Alcohol Detox

As someone drinks, dopamine increases in the brain. This results in pleasant feelings and elevated. However, alcohol is primarily a central nervous depressant. This means that is slows down the body and brain – cognitive abilities, motor skills, and the ability to stay conscious and coherent all decrease as alcohol is continually consumed.This is where alcohol detox comes into play.

Habitual drinking can cause both tolerance and dependence. The brain gets accustomed to the dopamine-altering effects of alcohol, as well as the general sedation. When someone tries to detox after a period of frequent alcohol use, withdrawal effects occur, which are precisely the opposite of being drunk.
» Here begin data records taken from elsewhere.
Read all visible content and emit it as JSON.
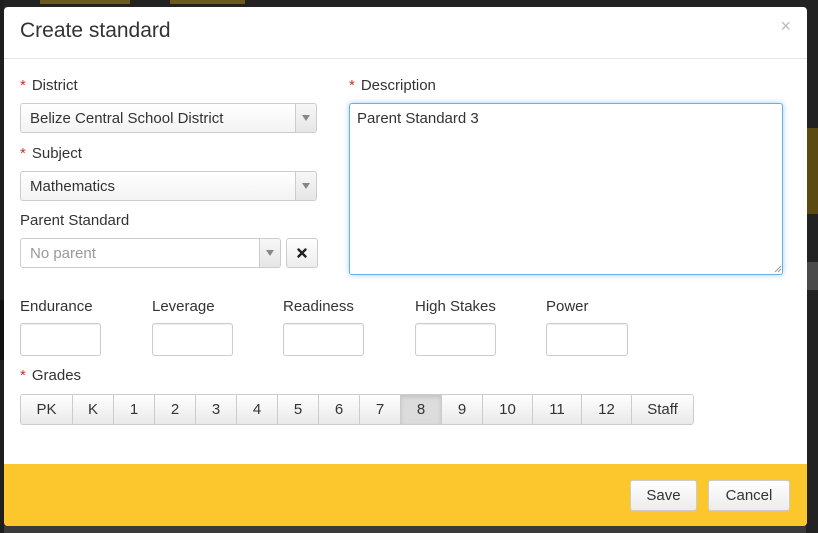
{
  "modal": {
    "title": "Create standard",
    "close_glyph": "×"
  },
  "form": {
    "required_mark": "*",
    "district": {
      "label": "District",
      "value": "Belize Central School District"
    },
    "subject": {
      "label": "Subject",
      "value": "Mathematics"
    },
    "parent_standard": {
      "label": "Parent Standard",
      "placeholder": "No parent"
    },
    "description": {
      "label": "Description",
      "value": "Parent Standard 3"
    },
    "metrics": [
      {
        "label": "Endurance"
      },
      {
        "label": "Leverage"
      },
      {
        "label": "Readiness"
      },
      {
        "label": "High Stakes"
      },
      {
        "label": "Power"
      }
    ],
    "grades": {
      "label": "Grades",
      "options": [
        "PK",
        "K",
        "1",
        "2",
        "3",
        "4",
        "5",
        "6",
        "7",
        "8",
        "9",
        "10",
        "11",
        "12",
        "Staff"
      ],
      "selected": "8"
    }
  },
  "footer": {
    "save_label": "Save",
    "cancel_label": "Cancel"
  },
  "colors": {
    "footer_bg": "#fcc72d",
    "required": "#c9302c",
    "focus_border": "#66afe9"
  },
  "icons": {
    "close": "close-icon",
    "dropdown": "chevron-down-icon",
    "clear": "clear-x-icon"
  }
}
The effects of alcohol withdrawal syndrome can range from mild to life-threatening.

We offer state-of-the-art treatment for addiction, in combination with holistic care and clinical therapy. Our staff is comprised of an expert team of physicians, nurses, therapists, and other mental and medical health care professionals. Together, our team is ideally suited to treating the patient using a holistic, comprehensive approach.

Alcohol Detox: Withdrawal Effects

Alcohol withdrawal is likely to start between 6-24 after cessation. Withdrawal can be broken down into three stages of severity:

  • Stage 1 (mild): anxiety, insomnia, nausea, abdominal pain and/or vomiting, loss of appetite, fatigue, tremors, depression, mental fog, moodiness, and heart palpitations
  • Stage 2 (moderate): increased blood pressure,and respiration, increased an/or irregular heart rate, mental confusion, sweating, irritability, increased moodiness
  • Stage 3 (severe/delirium tremens): hallucinations, fever, seizures, severe confusion, and agitation. This stage, if not monitored and treated, may result in death.

The severity of withdrawal symptoms depend upon several factors. Frequency and duration of use, medical history, the presence of mental illness, and one’s ability to cope with stress may all contribute to how severe a person reacts.

Additionally, if the person is detoxing on other drugs in addition to alcohol, this can certainly increase the effects. Not every person will have the same symptoms, nor will they last the same amount of time.

By far, the most severe form of alcohol withdrawal syndrome is delirium tremens. This stage occurs in about 4% of persons going through withdrawal. This stage can be fatal if not treated.

Delirum tremens probably won’t being until at least 24-48 after alcohol leaves the bloodstream. However, it can occur without warning, and there is not conclusively way to be sure if it will happen. This is why medically-assisted alcohol detox is so important.

During this stage, if a physician is not present to monitor vital signs and symptoms, it is not only terrifying for the individual, but can be deadly. If you are a heavy drinker, you should never stop drinking “cold turkey” without medical supervision. And cutting back can be extremely difficult for a chronic alcoholic.